Legislators Consider College Aid For Undocumented Students


On Wednesday, hundreds of immigrants and advocates plan to gather in Olympia to lay out their priorities for lawmakers. One top issue is called the Washington Dream Act, which state Senator Ed Murray, D-Seattle, introduced today. Under the measure, undocumented college students would become eligible for state financial aid.

In 2009, a similar bill in Olympia failed to move out of committee and the effort will likely face another uphill climb this year. The measure aims to allow undocumented students to tap into state financial aid for low-income college students, like the Washington State Need Grant program.

On the University of Washington campus, a freshman we’ll call Rebecca has already mapped out her college years. She said she wants get a master's degree in education and possibly a doctorate in Latin American studies. Her goal is to someday teach at a university.

Rebecca declined to use her real name for this story because she’s in the country illegally. Six years ago, her family came to the U.S. from Guatemala on a tourist visa. Then, she says, they found it hard to leave.

With a GPA just shy of 4.0, Rebecca has managed to earn several private scholarships. She thinks they’ll cover about two years of college. She also plans to get a job now that a new federal policy allows her to get a work permit. Still, she’s hopeful the state aid will come through as an option for her and for hundreds of other immigrants who can’t afford college.

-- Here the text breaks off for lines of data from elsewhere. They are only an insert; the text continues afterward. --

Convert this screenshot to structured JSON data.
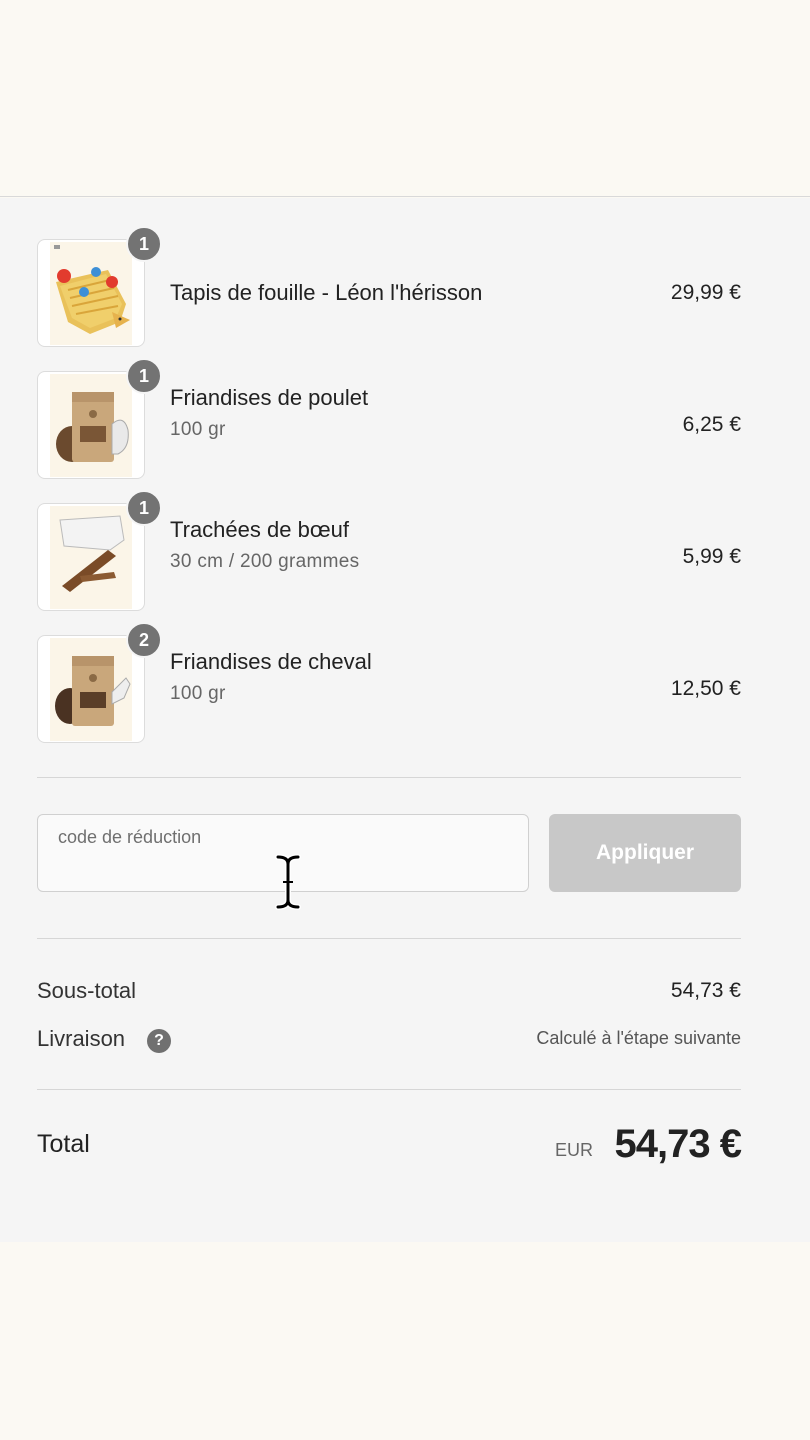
{
  "colors": {
    "page_background": "#fbf9f3",
    "summary_background": "#f5f5f5",
    "badge": "#737373",
    "apply_button_disabled": "#c8c8c8"
  },
  "cart": {
    "items": [
      {
        "quantity": "1",
        "name": "Tapis de fouille - Léon l'hérisson",
        "variant": "",
        "price": "29,99 €",
        "icon": "hedgehog-snuffle-mat-image"
      },
      {
        "quantity": "1",
        "name": "Friandises de poulet",
        "variant": "100 gr",
        "price": "6,25 €",
        "icon": "chicken-treats-bag-image"
      },
      {
        "quantity": "1",
        "name": "Trachées de bœuf",
        "variant": "30 cm / 200 grammes",
        "price": "5,99 €",
        "icon": "beef-trachea-chew-image"
      },
      {
        "quantity": "2",
        "name": "Friandises de cheval",
        "variant": "100 gr",
        "price": "12,50 €",
        "icon": "horse-treats-bag-image"
      }
    ]
  },
  "discount": {
    "placeholder": "code de réduction",
    "apply_label": "Appliquer"
  },
  "totals": {
    "subtotal_label": "Sous-total",
    "subtotal_value": "54,73 €",
    "shipping_label": "Livraison",
    "shipping_help": "?",
    "shipping_value": "Calculé à l'étape suivante",
    "total_label": "Total",
    "currency": "EUR",
    "total_value": "54,73 €"
  }
}
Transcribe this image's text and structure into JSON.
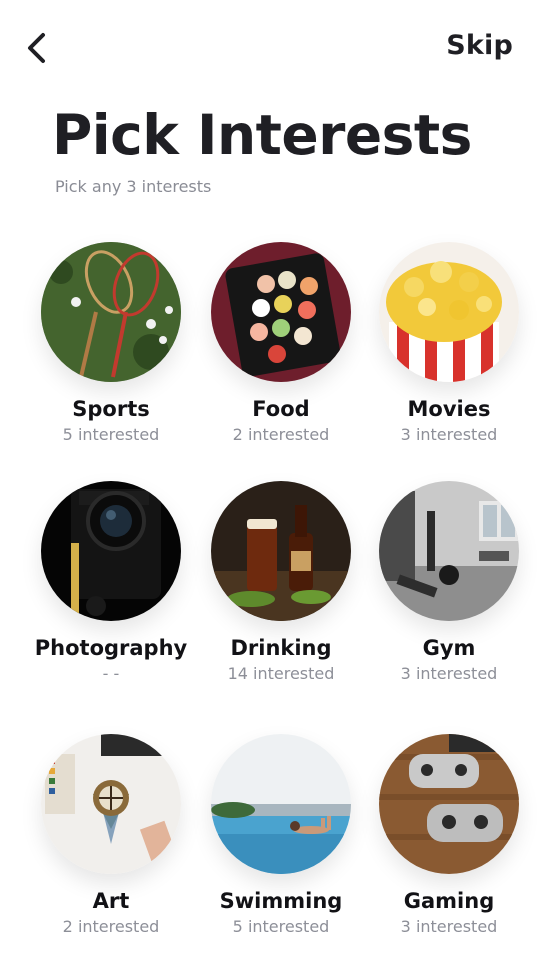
{
  "header": {
    "back_icon": "chevron-left-icon",
    "skip_label": "Skip"
  },
  "title": "Pick Interests",
  "subtitle": "Pick any 3 interests",
  "interests": [
    {
      "label": "Sports",
      "count": "5 interested",
      "image": "badminton rackets and shuttlecocks on grass"
    },
    {
      "label": "Food",
      "count": "2 interested",
      "image": "sushi platter"
    },
    {
      "label": "Movies",
      "count": "3 interested",
      "image": "popcorn box"
    },
    {
      "label": "Photography",
      "count": "- -",
      "image": "camera on dark background"
    },
    {
      "label": "Drinking",
      "count": "14 interested",
      "image": "beer glass and bottle"
    },
    {
      "label": "Gym",
      "count": "3 interested",
      "image": "gym interior"
    },
    {
      "label": "Art",
      "count": "2 interested",
      "image": "compass painting on paper"
    },
    {
      "label": "Swimming",
      "count": "5 interested",
      "image": "person in infinity pool"
    },
    {
      "label": "Gaming",
      "count": "3 interested",
      "image": "two game controllers on wood"
    }
  ]
}
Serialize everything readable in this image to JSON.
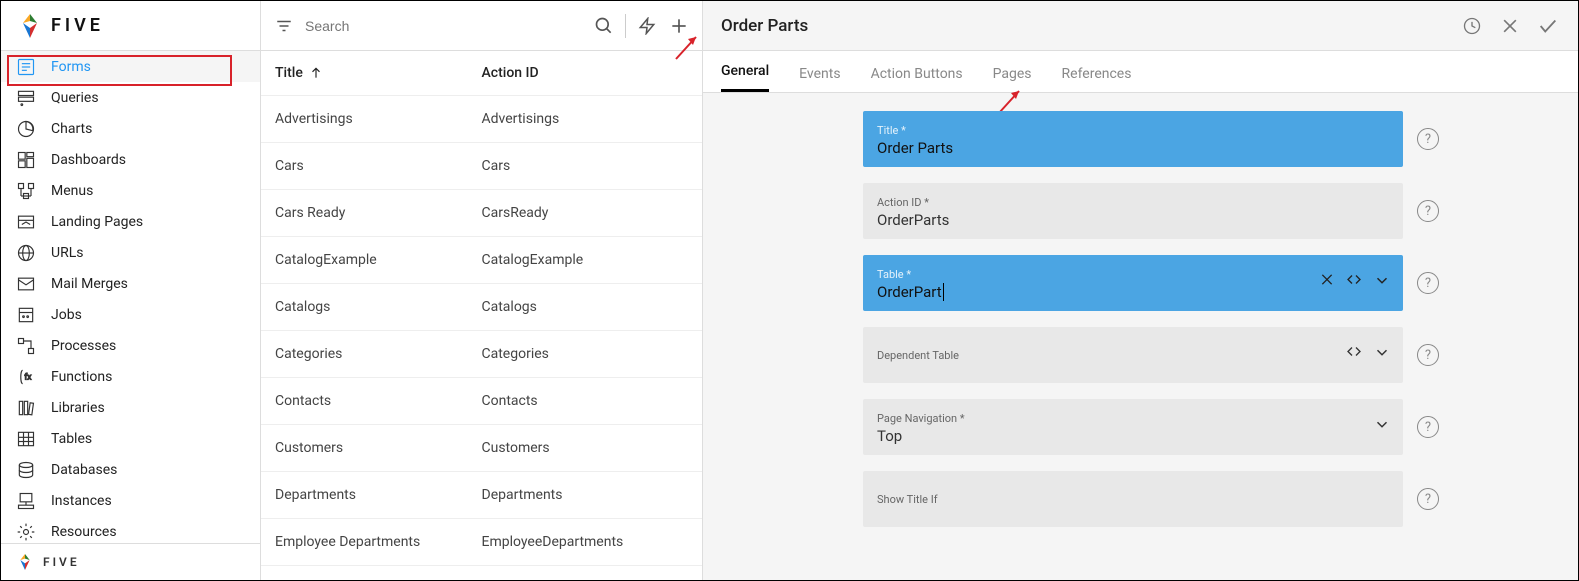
{
  "logo": {
    "text": "FIVE",
    "footer_text": "FIVE"
  },
  "sidebar": {
    "items": [
      {
        "label": "Forms",
        "icon": "form"
      },
      {
        "label": "Queries",
        "icon": "query"
      },
      {
        "label": "Charts",
        "icon": "chart"
      },
      {
        "label": "Dashboards",
        "icon": "dashboard"
      },
      {
        "label": "Menus",
        "icon": "menu"
      },
      {
        "label": "Landing Pages",
        "icon": "landing"
      },
      {
        "label": "URLs",
        "icon": "url"
      },
      {
        "label": "Mail Merges",
        "icon": "mail"
      },
      {
        "label": "Jobs",
        "icon": "jobs"
      },
      {
        "label": "Processes",
        "icon": "process"
      },
      {
        "label": "Functions",
        "icon": "fx"
      },
      {
        "label": "Libraries",
        "icon": "lib"
      },
      {
        "label": "Tables",
        "icon": "table"
      },
      {
        "label": "Databases",
        "icon": "db"
      },
      {
        "label": "Instances",
        "icon": "instance"
      },
      {
        "label": "Resources",
        "icon": "resource"
      }
    ],
    "active_index": 0
  },
  "list": {
    "search_placeholder": "Search",
    "header_title": "Title",
    "header_action": "Action ID",
    "rows": [
      {
        "title": "Advertisings",
        "action": "Advertisings"
      },
      {
        "title": "Cars",
        "action": "Cars"
      },
      {
        "title": "Cars Ready",
        "action": "CarsReady"
      },
      {
        "title": "CatalogExample",
        "action": "CatalogExample"
      },
      {
        "title": "Catalogs",
        "action": "Catalogs"
      },
      {
        "title": "Categories",
        "action": "Categories"
      },
      {
        "title": "Contacts",
        "action": "Contacts"
      },
      {
        "title": "Customers",
        "action": "Customers"
      },
      {
        "title": "Departments",
        "action": "Departments"
      },
      {
        "title": "Employee Departments",
        "action": "EmployeeDepartments"
      }
    ]
  },
  "detail": {
    "title": "Order Parts",
    "tabs": [
      "General",
      "Events",
      "Action Buttons",
      "Pages",
      "References"
    ],
    "active_tab": 0,
    "fields": {
      "f1": {
        "label": "Title *",
        "value": "Order Parts",
        "style": "blue",
        "icons": []
      },
      "f2": {
        "label": "Action ID *",
        "value": "OrderParts",
        "style": "grey",
        "icons": []
      },
      "f3": {
        "label": "Table *",
        "value": "OrderPart",
        "style": "blue",
        "icons": [
          "clear",
          "code",
          "chev"
        ],
        "cursor": true
      },
      "f4": {
        "label": "Dependent Table",
        "value": "",
        "style": "grey",
        "icons": [
          "code",
          "chev"
        ]
      },
      "f5": {
        "label": "Page Navigation *",
        "value": "Top",
        "style": "grey",
        "icons": [
          "chev"
        ]
      },
      "f6": {
        "label": "Show Title If",
        "value": "",
        "style": "grey",
        "icons": []
      }
    }
  }
}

“Unfortunately we do not have $14,000 in our pocket to pay for tuition," Rebecca said. "What about books? What about housing? What about transportation? So we need this just to realize our dream just like anybody else is doing it. Education is for everybody.”

Demand for this pot of financial aid is much greater than what’s available. Rachelle Sharpe, director of financial aid at the Washington Student Achievement Council, said last year more than 31,000 eligible students were turned down for the state Need Grant program.

Opponents of this proposal highlighted the unmet demand when this issue came up in Olympia in 2009. During a public hearing, they raised concerns that fewer US citizens would get funding if more undocumented students are eligible. They also warned that state aid could become a magnet for more undocumented immigrants to move here.

Next school year, as college tuition goes up, the financial aid pot will also increase slightly to $303 million.

Year started with KUOW: 2006